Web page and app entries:
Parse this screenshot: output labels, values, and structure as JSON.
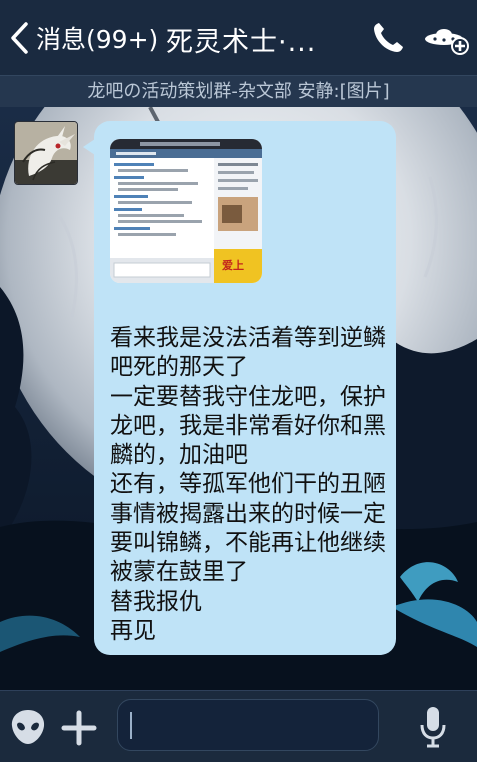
{
  "header": {
    "back_label": "消息(99+)",
    "title": "死灵术士·..."
  },
  "notice": {
    "text": "龙吧の活动策划群-杂文部 安静:[图片]"
  },
  "message": {
    "text": "看来我是没法活着等到逆鳞吧死的那天了\n一定要替我守住龙吧，保护龙吧，我是非常看好你和黑麟的，加油吧\n还有，等孤军他们干的丑陋事情被揭露出来的时候一定要叫锦鳞，不能再让他继续被蒙在鼓里了\n替我报仇\n再见",
    "image_label": "爱上"
  },
  "colors": {
    "header_bg": "#1a2a40",
    "bubble_bg": "#bfe3f7",
    "input_bar_bg": "#1b2a3d"
  },
  "icons": {
    "back": "chevron-left-icon",
    "call": "phone-icon",
    "profile": "alien-ufo-icon",
    "emoji": "alien-face-icon",
    "more": "plus-icon",
    "voice": "microphone-icon"
  }
}
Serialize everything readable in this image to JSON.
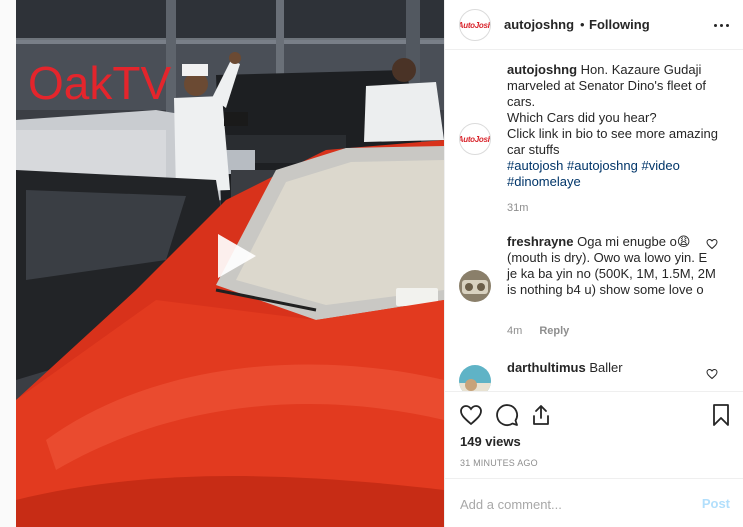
{
  "post": {
    "username": "autojoshng",
    "separator": "•",
    "follow_status": "Following",
    "avatar_text": "AutoJosh",
    "video_watermark": "OakTV"
  },
  "caption": {
    "username": "autojoshng",
    "text_1": "Hon. Kazaure Gudaji marveled at Senator Dino's fleet of cars.",
    "text_2": "Which Cars did you hear?",
    "text_3": "Click link in bio to see more amazing car stuffs",
    "hashtags": [
      "#autojosh",
      "#autojoshng",
      "#video",
      "#dinomelaye"
    ],
    "time": "31m"
  },
  "comments": [
    {
      "username": "freshrayne",
      "text": "Oga mi enugbe o😩 (mouth is dry). Owo wa lowo yin. E je ka ba yin no (500K, 1M, 1.5M, 2M is nothing b4 u) show some love o",
      "time": "4m",
      "reply_label": "Reply"
    },
    {
      "username": "darthultimus",
      "text": "Baller"
    }
  ],
  "actions": {
    "icons": [
      "heart-icon",
      "comment-icon",
      "share-icon",
      "bookmark-icon"
    ],
    "views": "149 views",
    "time_ago": "31 MINUTES AGO",
    "comment_placeholder": "Add a comment...",
    "post_label": "Post"
  },
  "colors": {
    "watermark": "#e4252c",
    "hashtag": "#003569",
    "post_disabled": "#b2dffc",
    "muted": "#8e8e8e",
    "car_red": "#e23a1f"
  }
}
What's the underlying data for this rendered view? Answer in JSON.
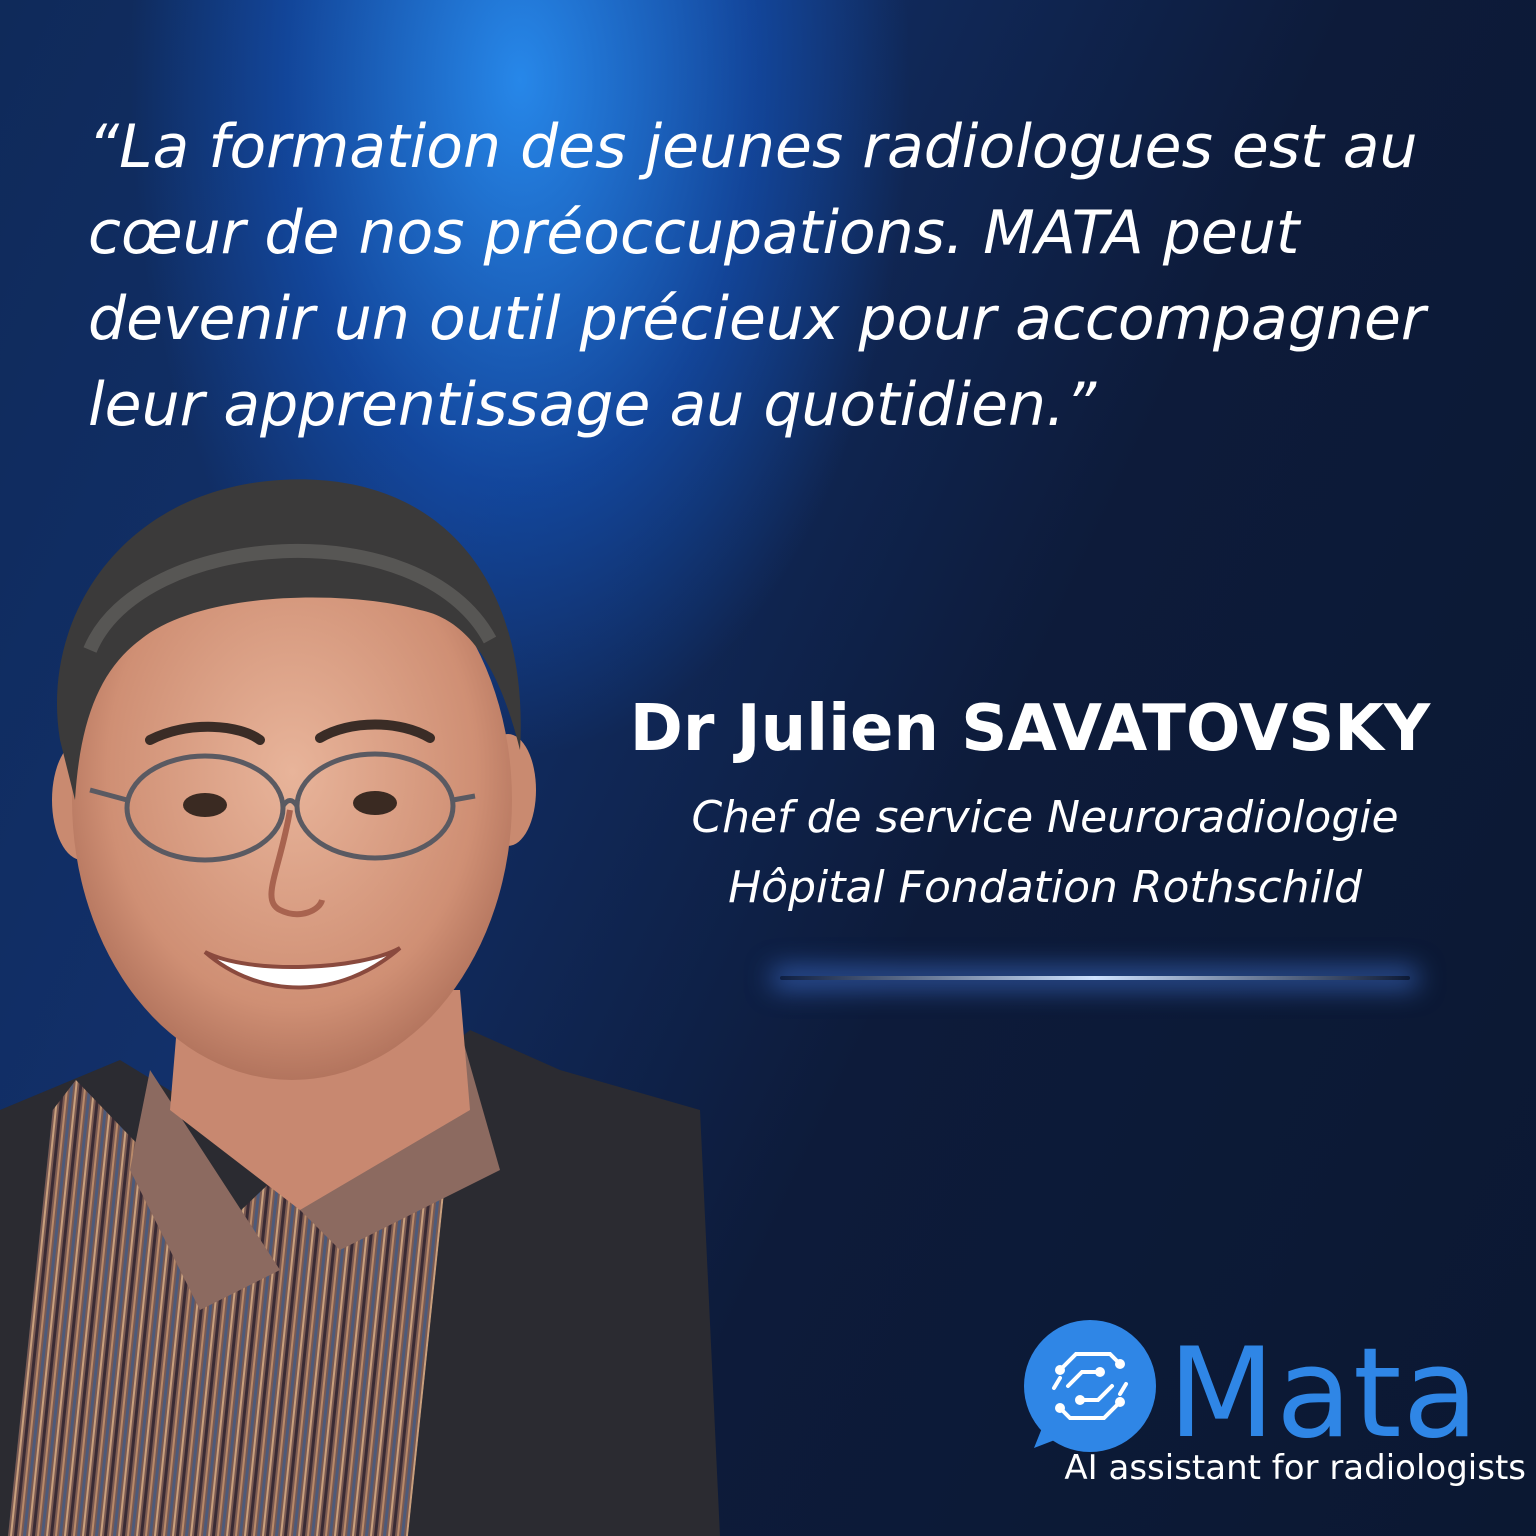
{
  "quote": {
    "line1": "“La formation des jeunes radiologues est au",
    "line2": "cœur de nos préoccupations. MATA peut",
    "line3": "devenir un outil précieux pour accompagner",
    "line4": "leur apprentissage au quotidien.”"
  },
  "person": {
    "name": "Dr  Julien SAVATOVSKY",
    "role_line1": "Chef de service Neuroradiologie",
    "role_line2": "Hôpital Fondation Rothschild"
  },
  "brand": {
    "name": "Mata",
    "tagline": "AI assistant for radiologists",
    "color": "#2f86e6"
  },
  "colors": {
    "background": "#0d1a36",
    "glow": "#1e88e5",
    "text": "#ffffff"
  }
}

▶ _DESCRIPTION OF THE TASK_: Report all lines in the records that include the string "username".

▶ _EXERCISE RESPONSE_:
    "username": "autojoshng",
    "username": "autojoshng",
      "username": "freshrayne",
      "username": "darthultimus",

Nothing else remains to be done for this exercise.